The National Assembly recently approved the Copyright Amendment Bill, which has caused considerable worry among artists, writers, and industry supporters. The proposed changes seek to update existing copyright regulations by introducing controversial provisions related to fair use and exceptions, leading to widespread backlash from different groups in the creative sector.

By Ano Shumba

Almost all opposition parties went on record to voice their concerns about the two bills on 29 February. Yet, the ANC, with its parliamentary majority and backed by the IFP, voted in favour of the bills, ignoring serious red flags raised by the creative community since 2017.

Even bodies like the International Confederation of Societies of Authors and Composers, through its director-general Gadi Oron, called the Copyright Amendment Bill “out of step” days before its adoption.

“We are very disappointed at what transpired in the National Assembly with the adoption of the Copyright Amendment Bill,” said Chola Makgamathe, chairperson of the Copyright Coalition of South Africa, which has been advocating against the bill for years.

“We are further disappointed by the fact that there was such opposition with regard to the bills with such valid reasons, but still, it was adopted. Nonetheless, we still maintain that the bill remains constitutionally flawed. We still urge the president, who will now receive this bill, to not sign it into law.”

Of the two bills, the Copyright Amendment Bill has a particular bearing on music rightsholders in South Africa.
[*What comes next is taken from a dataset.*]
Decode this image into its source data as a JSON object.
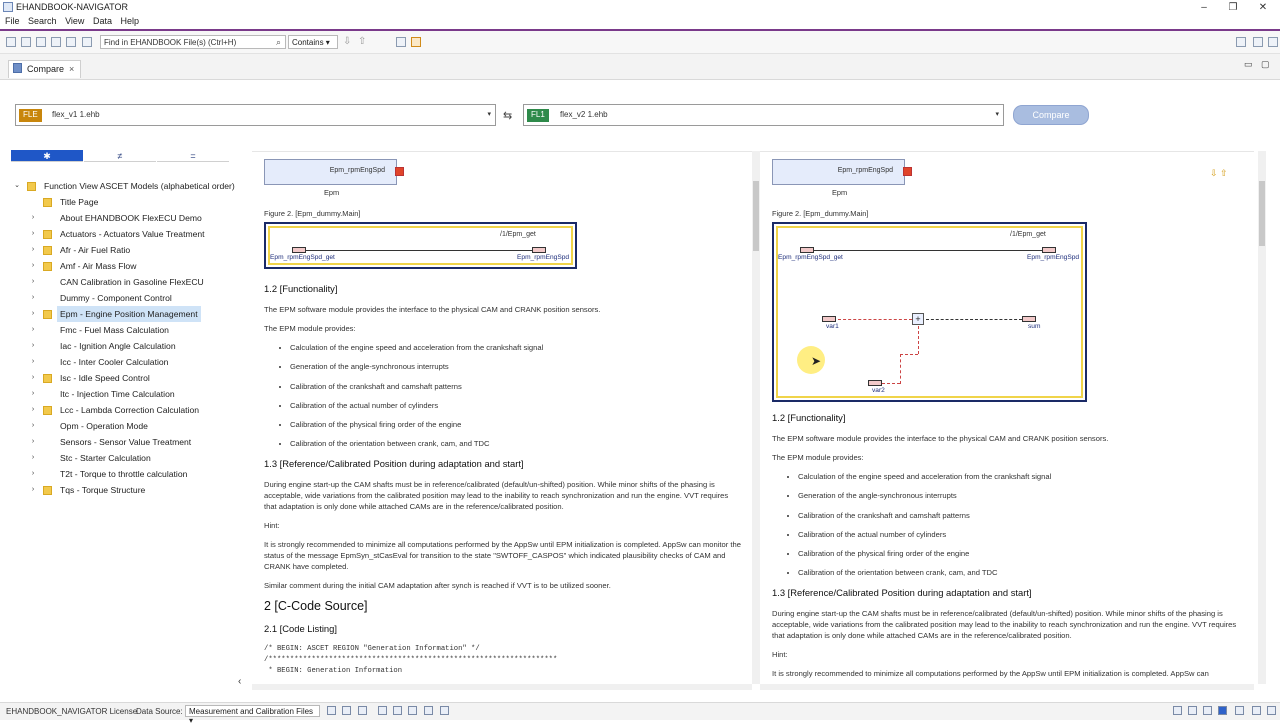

The main concerns against the bill include provisions giving the minister of trade, industry and competition the power to prescribe the terms of publishing contracts, a 25-year limitation on the assignment of rights, and the controversial inclusion of the US-borrowed ‘fair use’ clause, which allows for the free use of copyrighted works in a number of contexts, including research and teaching.

Many agree that the inclusion of fair use will create an environment replete with lawsuits in a justice system lacking precedent and safeguards such as punitive damages, as is the case in American jurisprudence.

Recording Industry of South Africa (RiSA) CEO Nhlanhla Sibisi told Music In Africa: “What’s strange is that we will be the only sector where the minister can prescribe contractual elements. You can’t find it anywhere else and it’s not like the bills themselves seek to advance the interests of various sectors, because they [the Department of Trade and Industry] didn’t do any sector impact study when they introduced fair use.

“They simply decided to introduce fair use. What informed their decision? We are here to find out.”

The Trade Union for Musicians of South Africa’s (TUMSA’s) Gabi le Roux added: “We specifically asked for music to be excluded from the fair use clause, and they wouldn’t take our advice. Composers and authors will undoubtedly pay the price for that in the future.” 

Makgamathe says if Ramaphosa assented the bill into law, it would have a profound effect on all creative industries, including publishing. Over the years, many critics have said that the South African government’s main motivation behind the Copyright Amendment Bill is to allow for the free duplication of educational materials in schools, particularly in poverty-stricken, rural parts of the country.

“In the book publishing sector, people will be able to essentially photocopy books for free and claim the educational exceptions that are in the bill. This will lead to a decrease in book sales. What then happens is that authors will not be afforded the requisite protection in South Africa. It won’t make any sense to publish books here, which means the publishing industry will suffer. And most likely even the bigger publishing houses will disinvest,” she said.

Asked what TUMSA’s next steps would be before Ramaphosa signed the bills, Le Roux said: “We have to do the same what we did last time. We took to the streets, we protested. We mounted serious dialogues and workshops to explain why we didn’t think it should happen.” –

Leave a Reply

Your email address will not be published. Required fields are marked *